In an ideal situation, there would be only one result. However, we can still find the good library using simple logic. The first 4 libraries are 32-bit, so they’re out. The last 3 have the same offsets, so any of them can be used. Just select one of them and click ‘download’.
Using the Server’s LIBC
After the LIBC library has been downloaded, we need to tell our computer to use that library instead of ours. To do that, we can simply modify the LD_PRELOAD environment variable by changing
After running the binary, we can see that the last 3 nibbles of the address are the same as the ones from the server, even though we run the binary on our machine:

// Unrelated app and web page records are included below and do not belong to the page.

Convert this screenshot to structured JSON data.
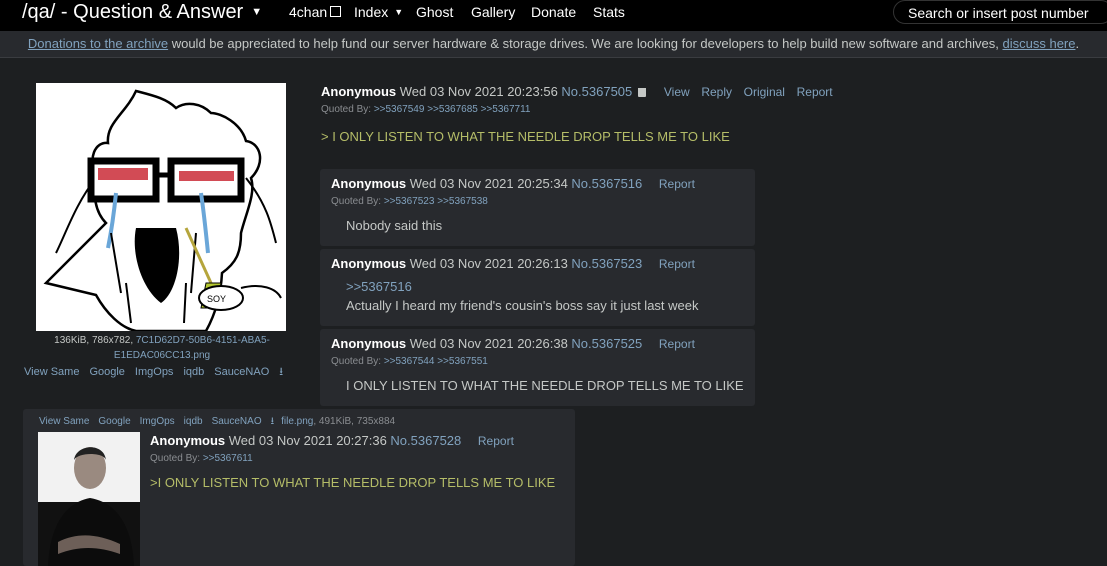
{
  "topbar": {
    "title": "/qa/ - Question & Answer",
    "nav": [
      {
        "label": "4chan"
      },
      {
        "label": "Index"
      },
      {
        "label": "Ghost"
      },
      {
        "label": "Gallery"
      },
      {
        "label": "Donate"
      },
      {
        "label": "Stats"
      }
    ],
    "search_placeholder": "Search or insert post number"
  },
  "banner": {
    "link1": "Donations to the archive",
    "text": " would be appreciated to help fund our server hardware & storage drives. We are looking for developers to help build new software and archives, ",
    "link2": "discuss here",
    "end": "."
  },
  "op": {
    "file_info_plain": "136KiB, 786x782, ",
    "file_name": "7C1D62D7-50B6-4151-ABA5-E1EDAC06CC13.png",
    "tools": [
      "View Same",
      "Google",
      "ImgOps",
      "iqdb",
      "SauceNAO"
    ],
    "name": "Anonymous",
    "date": "Wed 03 Nov 2021 20:23:56",
    "num": "No.5367505",
    "controls": [
      "View",
      "Reply",
      "Original",
      "Report"
    ],
    "quoted_label": "Quoted By:",
    "quoted": ">>5367549 >>5367685 >>5367711",
    "message": "> I ONLY LISTEN TO WHAT THE NEEDLE DROP TELLS ME TO LIKE"
  },
  "replies": [
    {
      "name": "Anonymous",
      "date": "Wed 03 Nov 2021 20:25:34",
      "num": "No.5367516",
      "report": "Report",
      "quoted_label": "Quoted By:",
      "quoted": ">>5367523 >>5367538",
      "message": "Nobody said this"
    },
    {
      "name": "Anonymous",
      "date": "Wed 03 Nov 2021 20:26:13",
      "num": "No.5367523",
      "report": "Report",
      "quote_link": ">>5367516",
      "message": "Actually I heard my friend's cousin's boss say it just last week"
    },
    {
      "name": "Anonymous",
      "date": "Wed 03 Nov 2021 20:26:38",
      "num": "No.5367525",
      "report": "Report",
      "quoted_label": "Quoted By:",
      "quoted": ">>5367544 >>5367551",
      "message": "I ONLY LISTEN TO WHAT THE NEEDLE DROP TELLS ME TO LIKE"
    },
    {
      "tools": [
        "View Same",
        "Google",
        "ImgOps",
        "iqdb",
        "SauceNAO"
      ],
      "file_name": "file.png",
      "file_meta": ", 491KiB, 735x884",
      "name": "Anonymous",
      "date": "Wed 03 Nov 2021 20:27:36",
      "num": "No.5367528",
      "report": "Report",
      "quoted_label": "Quoted By:",
      "quoted": ">>5367611",
      "message": ">I ONLY LISTEN TO WHAT THE NEEDLE DROP TELLS ME TO LIKE"
    }
  ],
  "colors": {
    "background": "#1d1f21",
    "post_bg": "#282a2e",
    "link": "#81a2be",
    "greentext": "#b5bd68"
  },
  "icons": [
    "trash-icon",
    "download-icon",
    "external-link-icon",
    "chevron-down-icon"
  ]
}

It’s finally time to use one_gadget. The principle behind this program is simple: the LIBC library contains some addresses that, when called, will spawn a shell. However, like the others, these addresses have different offsets for every version, so the program also need the library or a build hash to perform its magic. Running it is very simple:
As you can see, there are 3 possible addresses which will do the job, each with different contraints. I chose to use the last one, but the others might also work. From the site listed above, we know puts’ offset is 0x0875a0, so we can calculate the address of this gadget. However, we still need to make sure the contraints are met.
Finding More Gadgets
First, RSI should be null or point to an address that has a value of 0. This gadget can be easily found using rp++:
The next constraint is that rdx should be null. However, the binary does not contain any gadget that assigns rdx to a value on the stack. Luckily for us, LIBC does:
I am going to use ‘pop rdx ; pop r12 ; ret ;’, but (again) the other gadgets might also work (I actually used ‘pop rdx ; pop rbx ; ret ;’ during the CTF). The following script uses the gadgets we’ve just found:
It Works! Oh, Wait, It Doesn’t
I tried to run the script above only to find out that the program crashes:
Please, don’t close this page just yet. This is a pretty common problem, so I decided to include it in this article. Let’s uncomment the line that attaches gdb to the process and re-run the program:
The instruction that crashed the program tried to access $rbp - 0x78. However, the value of the RBP register is 0x4141414141414141, which indicates that it has been overwritten by our payload. We need to set RBP to a writeable portion of the stack. gdb’s ‘vmmap’ command returns all memory blocks used by the program and their permissions, which is very helpful in this case:
Memory block 0x00404000-0x00405000 is readable and writeable, so it is a very good candidate, even though it is not exactly the stack. I chose to set RBP to 0x00404500, which is in the middle of that memory block. The string that overwirtes RBP is located exactly before the one that overwrites RIP, so we have to modify the payload accordingly.
The final script:
Running it on the remote address results in a shell:
Even though this challenge had the word ‘baby’ in its title, it took me about 5 hours to solve it. You can find the scripts used in this article on my GitHub. As always, you can message me on Twitter with any questions you might have.